Minister for Finance Paschal Donohoe has expressed new reservations about the possibility of a global minimum corporate tax rate, while insisting any new deal must "accommodate" Ireland's 12.5 per cent rate.
He said that proposals, which have recently emerged for high minimum effective tax rates, had confirmed his initial reservations about the plan.
The US has proposed a minimum rate of 21 per cent on the international earnings of US companies, which is way above the Irish rate.
Speaking at a seminar on international tax hosted by the Department of Finance, Mr Donohoe underlined his belief that small countries "need to be able to use tax policy as a legitimate lever to compensate for advantages of scale, location, resources, industrial heritage and the real, material and persistent advantage enjoyed by larger countries."
He said Ireland’s long-established corporate tax rate of 12.5 per cent was “a fair rate and within the ambit of healthy tax competition”.
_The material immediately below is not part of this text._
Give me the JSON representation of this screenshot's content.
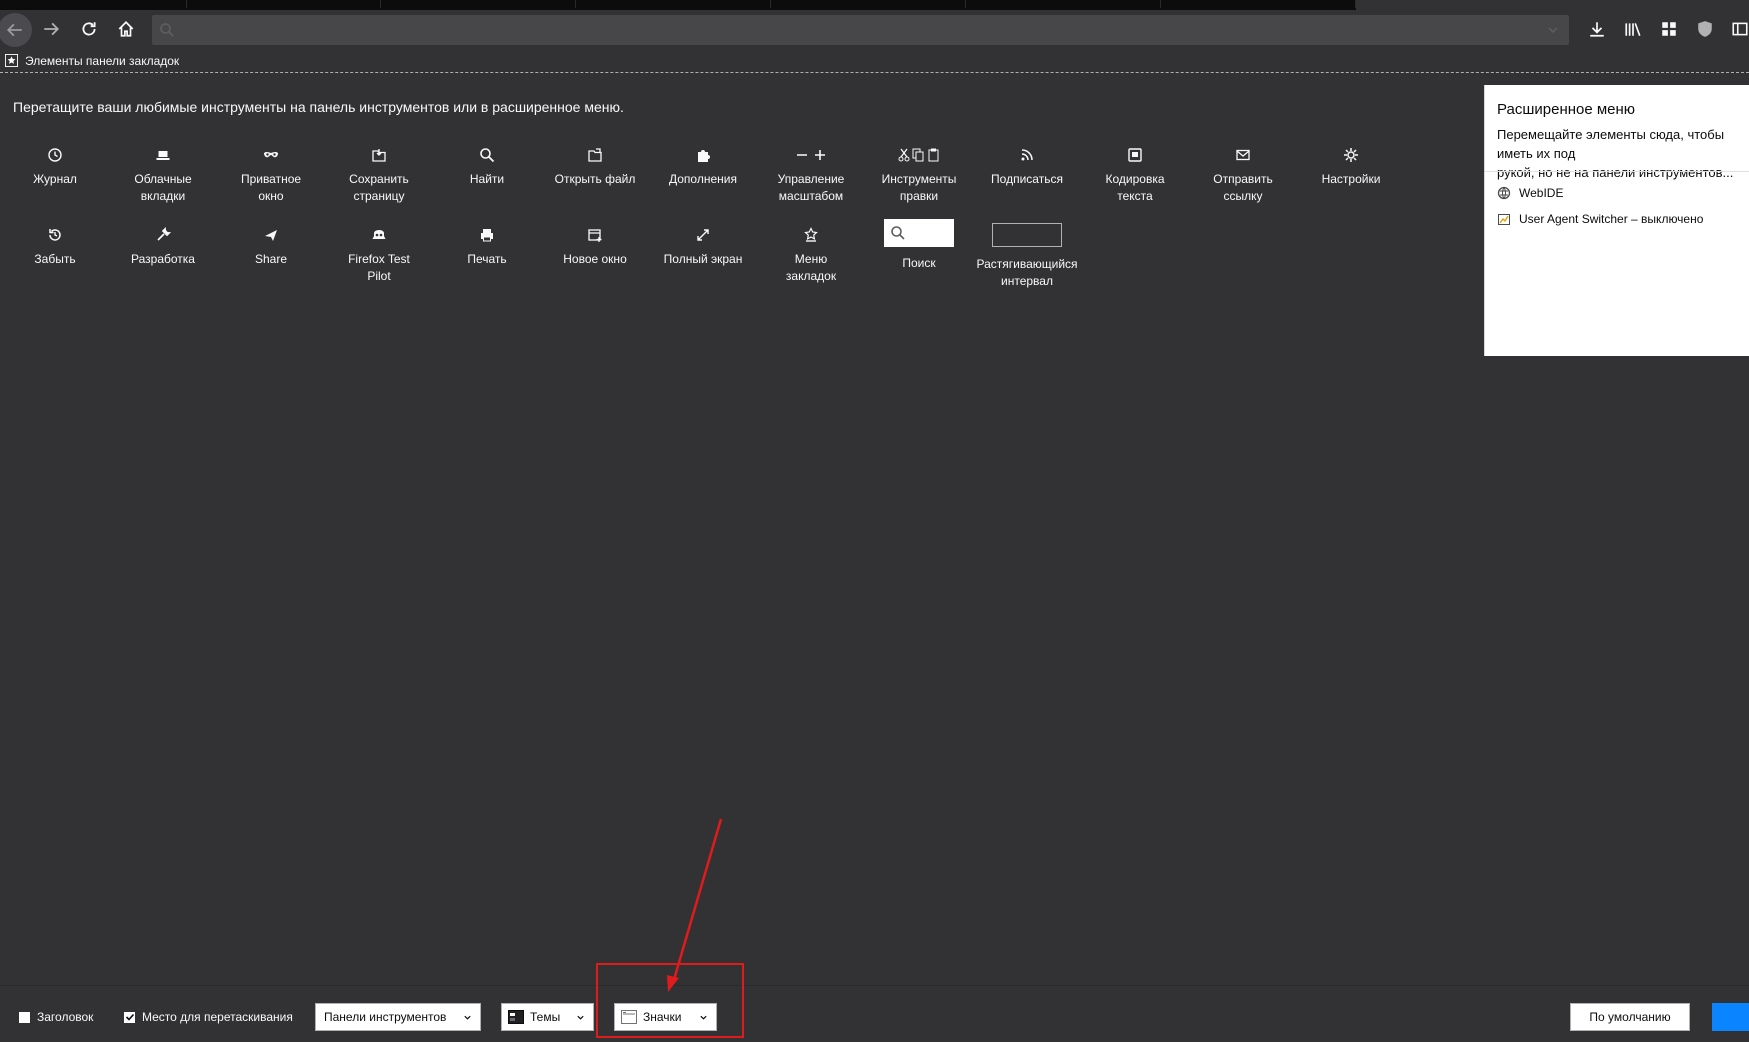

“It is a rate that can contribute to exchequer revenues for investment in infrastructure and capacity, and one that can also stimulate investment, growth and innovation, which are core to Ireland’s industrial policy,” he said.
While acknowledging that an international agreement on tax could bring stability, he said it must “accommodate” Ireland’s headline rate.
This is the first time Mr Donohoe has responded directly to new US proposals for an effective minimum rate.
A major shake-up of the way corporation tax is collected is on the horizon, with the US now seemingly backing reform at a multilateral level.
The concept of a global minimum tax rate has been part of OECD’s “pillar two” negotiations on corporate tax reform, which are due to conclude this year.
The fear is that a minimum rate could undermine the uniqueness of Ireland’s offering.
Pascal Saint-Amans, who heads the OECD’s tax department, told the conference that a “strong” minimum tax proposal was necessary for agreement at OECD level, though he did not mention a rate.
Mr Donohoe acknowledged that the current reform proposals were likely to shrink Ireland’s corporate tax base by about 20 per cent or €2 billion.
“There are risks in an agreement, but the risks may be greater with continued uncertainty and instability if there is no agreement,” he said.
“There will be twists and turns in this negotiation over the months ahead and I think it is in everyone’s interests to have a balanced agreement,” Mr Donohoe said.
The Department of Finance believes corporation tax receipts will be roughly €2 billion lower by 2025 on foot of the proposed changes.
The department’s latest stability programme update factors in a €500 million cost to annual corporate tax revenue in each year from 2022 to 2025.
However, the department still expects total corporation tax receipts to grow from €11.6 billion this year to €12.5 billion by 2025, a smaller rate of increase than seen in recent years.